US: Amazon.com's Kindle fails first college test

If Amazon hoped for honest feedback when it started testing the Kindle DX on college campuses last autumn, it certainly got its wish, writes Amy Martinez for the Seattle Times. Students pulled no punches telling the Seattle Internet giant what they thought of its $489 e-reader. If Amazon hoped the Kindle DX would become the next iPhone or iPod on campuses, it failed its first test.

At the University of Virginia, as many as 80% of MBA students who participated in Amazon's pilot programme said they would not recommend the Kindle DX as a classroom study aid (though more than 90% liked it for pleasure reading). "You don't read textbooks in the same linear way as a novel," said Franzi Roesner, 23, a graduate student in computer science and engineering at the University of Washington. "You have to flip back and forth between pages, and the Kindle is too slow for that. Also, the bookmarking function is buggy."

Amazon CEO Jeff Bezos introduced the Kindle DX a year ago at Pace University in New York, saying its nearly 10-inch screen and large storage capacity were especially suited for college students. After all, college students could be a huge market for e-readers. Total US book sales declined 1.8% last year, but the higher-education category grew 12.9% to $4.3 billion, according to the Association of American Publishers.
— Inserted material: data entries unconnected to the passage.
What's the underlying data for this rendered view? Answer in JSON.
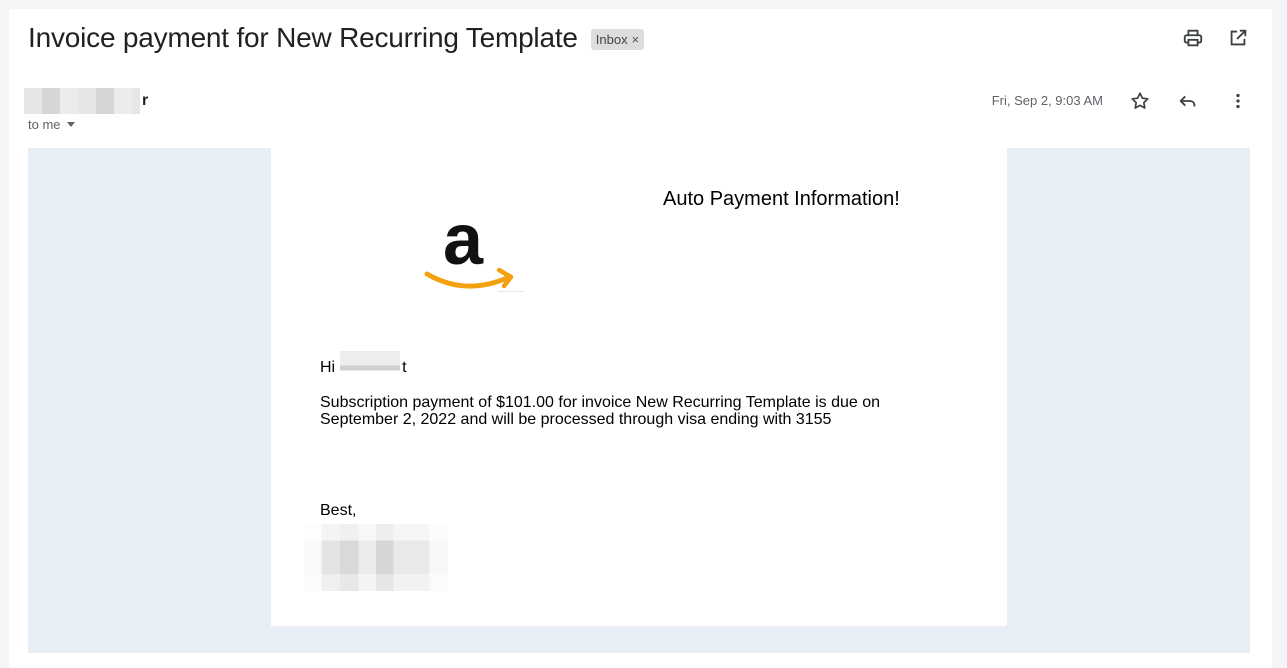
{
  "email": {
    "subject": "Invoice payment for New Recurring Template",
    "label": "Inbox",
    "label_remove": "×",
    "sender_suffix": "r",
    "recipient": "to me",
    "date": "Fri, Sep 2, 9:03 AM"
  },
  "icons": {
    "print": "printer-icon",
    "popout": "open-in-new-window-icon",
    "star": "star-icon",
    "reply": "reply-icon",
    "more": "more-vertical-icon",
    "caret": "chevron-down-icon"
  },
  "message": {
    "brand_logo": "amazon-logo",
    "title": "Auto Payment Information!",
    "greeting_prefix": "Hi",
    "greeting_suffix": "t",
    "body": "Subscription payment of $101.00 for invoice New Recurring Template is due on September 2, 2022 and will be processed through visa ending with 3155",
    "signoff": "Best,"
  },
  "colors": {
    "background_panel": "#e8eef5",
    "amazon_orange": "#f5a00f",
    "text": "#202124",
    "muted": "#5f6368"
  }
}
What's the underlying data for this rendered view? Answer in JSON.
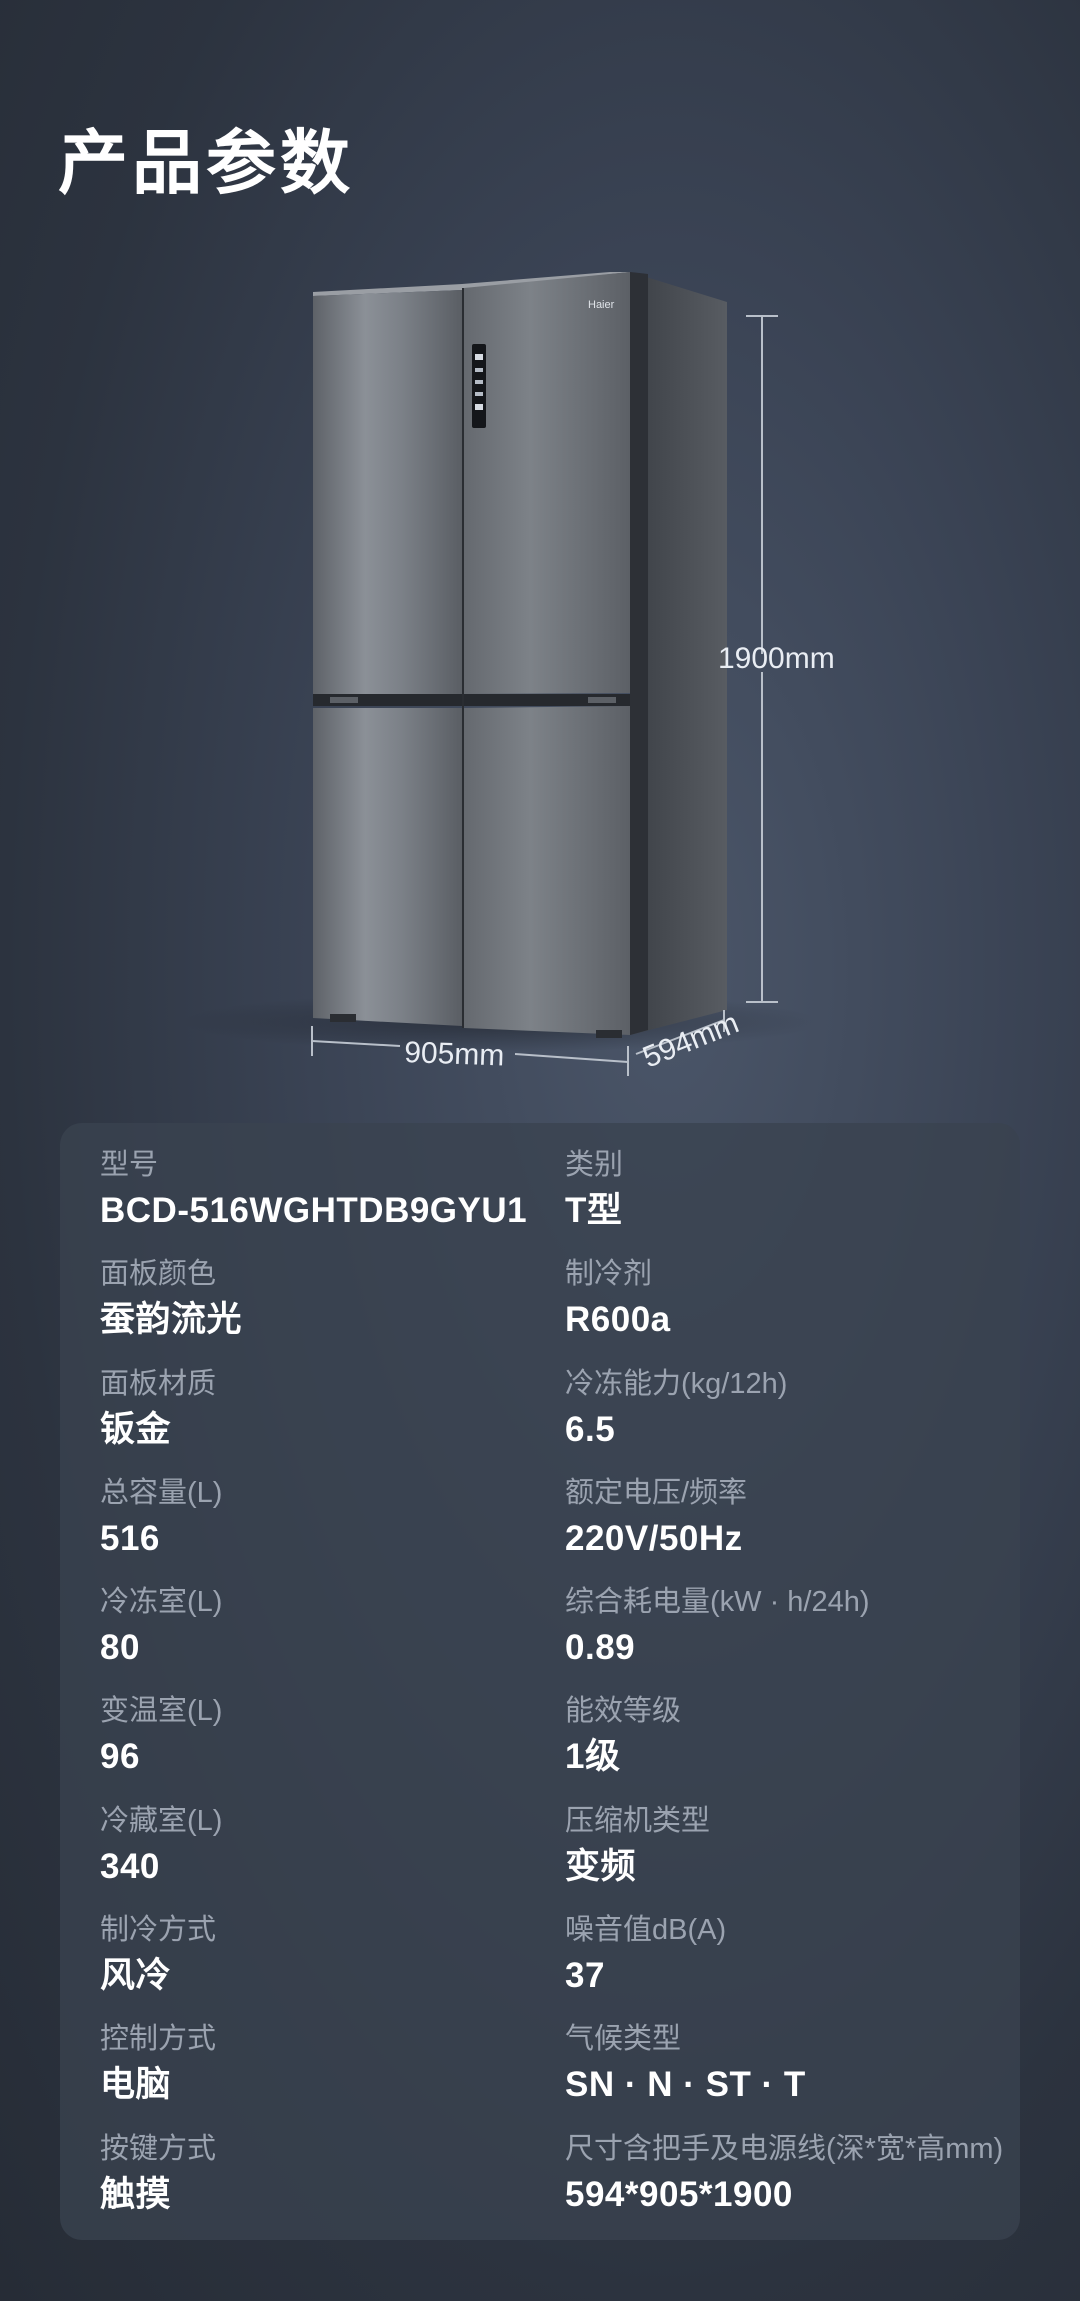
{
  "page": {
    "title": "产品参数"
  },
  "product": {
    "brand": "Haier",
    "dimensions": {
      "height": "1900mm",
      "width": "905mm",
      "depth": "594mm"
    }
  },
  "specs": [
    {
      "label": "型号",
      "value": "BCD-516WGHTDB9GYU1"
    },
    {
      "label": "类别",
      "value": "T型"
    },
    {
      "label": "面板颜色",
      "value": "蚕韵流光"
    },
    {
      "label": "制冷剂",
      "value": "R600a"
    },
    {
      "label": "面板材质",
      "value": "钣金"
    },
    {
      "label": "冷冻能力(kg/12h)",
      "value": "6.5"
    },
    {
      "label": "总容量(L)",
      "value": "516"
    },
    {
      "label": "额定电压/频率",
      "value": "220V/50Hz"
    },
    {
      "label": "冷冻室(L)",
      "value": "80"
    },
    {
      "label": "综合耗电量(kW · h/24h)",
      "value": "0.89"
    },
    {
      "label": "变温室(L)",
      "value": "96"
    },
    {
      "label": "能效等级",
      "value": "1级"
    },
    {
      "label": "冷藏室(L)",
      "value": "340"
    },
    {
      "label": "压缩机类型",
      "value": "变频"
    },
    {
      "label": "制冷方式",
      "value": "风冷"
    },
    {
      "label": "噪音值dB(A)",
      "value": "37"
    },
    {
      "label": "控制方式",
      "value": "电脑"
    },
    {
      "label": "气候类型",
      "value": "SN · N · ST · T"
    },
    {
      "label": "按键方式",
      "value": "触摸"
    },
    {
      "label": "尺寸含把手及电源线(深*宽*高mm)",
      "value": "594*905*1900"
    }
  ]
}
E-books enjoyed an even faster growth rate, reaching $313 million in 2009. That was up 177% from 2008, though e-books still have only a small piece of the market.
Full report on The Seattle Times site